**Prompt**
Write out the entire listing below exactly, with the pictures left out.

**Material shown**
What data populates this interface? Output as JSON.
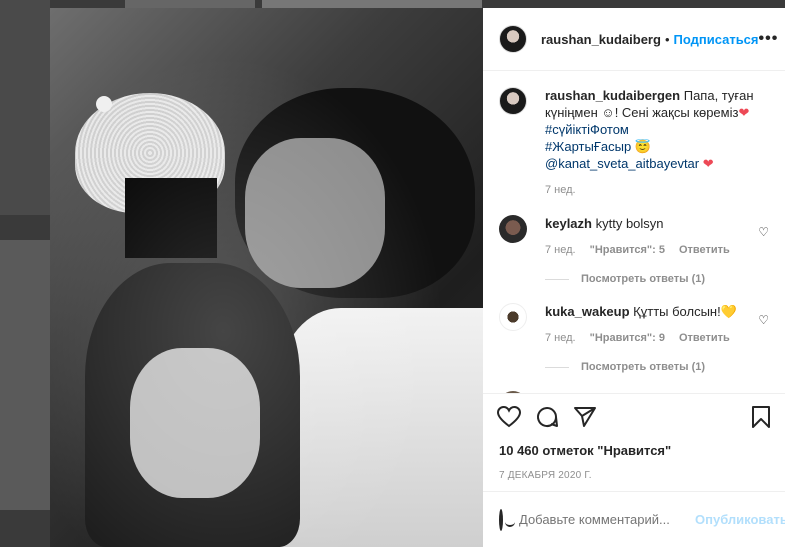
{
  "post": {
    "author": "raushan_kudaiberg",
    "follow_label": "Подписаться",
    "dot": "•",
    "more_label": "•••"
  },
  "caption": {
    "author": "raushan_kudaibergen",
    "text_1": "Папа, туған күніңмен",
    "emoji_1": "☺",
    "text_2": "! Сені жақсы көремiз",
    "heart": "❤",
    "hashtag_1": "#сүйiктiФотом",
    "hashtag_2": "#ЖартыҒасыр",
    "emoji_2": "😇",
    "mention": "@kanat_sveta_aitbayevtar",
    "time": "7 нед."
  },
  "comments": [
    {
      "author": "keylazh",
      "text": "kytty bolsyn",
      "time": "7 нед.",
      "likes": "\"Нравится\": 5",
      "reply": "Ответить",
      "replies": "Посмотреть ответы (1)"
    },
    {
      "author": "kuka_wakeup",
      "text": "Құтты болсын!",
      "emoji": "💛",
      "time": "7 нед.",
      "likes": "\"Нравится\": 9",
      "reply": "Ответить",
      "replies": "Посмотреть ответы (1)"
    }
  ],
  "likes_text": "10 460 отметок \"Нравится\"",
  "date_text": "7 ДЕКАБРЯ 2020 Г.",
  "add_comment": {
    "placeholder": "Добавьте комментарий...",
    "publish_label": "Опубликовать"
  },
  "colors": {
    "accent": "#0095f6",
    "mention": "#00376b",
    "heart": "#ed4956"
  }
}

**Exercise response**
What data populates this interface? Output as JSON.
{
  "post": {
    "author": "raushan_kudaiberg",
    "follow_label": "Подписаться",
    "dot": "•",
    "more_label": "•••"
  },
  "caption": {
    "author": "raushan_kudaibergen",
    "text_1": "Папа, туған күніңмен",
    "emoji_1": "☺",
    "text_2": "! Сені жақсы көремiз",
    "heart": "❤",
    "hashtag_1": "#сүйiктiФотом",
    "hashtag_2": "#ЖартыҒасыр",
    "emoji_2": "😇",
    "mention": "@kanat_sveta_aitbayevtar",
    "time": "7 нед."
  },
  "comments": [
    {
      "author": "keylazh",
      "text": "kytty bolsyn",
      "time": "7 нед.",
      "likes": "\"Нравится\": 5",
      "reply": "Ответить",
      "replies": "Посмотреть ответы (1)"
    },
    {
      "author": "kuka_wakeup",
      "text": "Құтты болсын!",
      "emoji": "💛",
      "time": "7 нед.",
      "likes": "\"Нравится\": 9",
      "reply": "Ответить",
      "replies": "Посмотреть ответы (1)"
    }
  ],
  "likes_text": "10 460 отметок \"Нравится\"",
  "date_text": "7 ДЕКАБРЯ 2020 Г.",
  "add_comment": {
    "placeholder": "Добавьте комментарий...",
    "publish_label": "Опубликовать"
  },
  "colors": {
    "accent": "#0095f6",
    "mention": "#00376b",
    "heart": "#ed4956"
  }
}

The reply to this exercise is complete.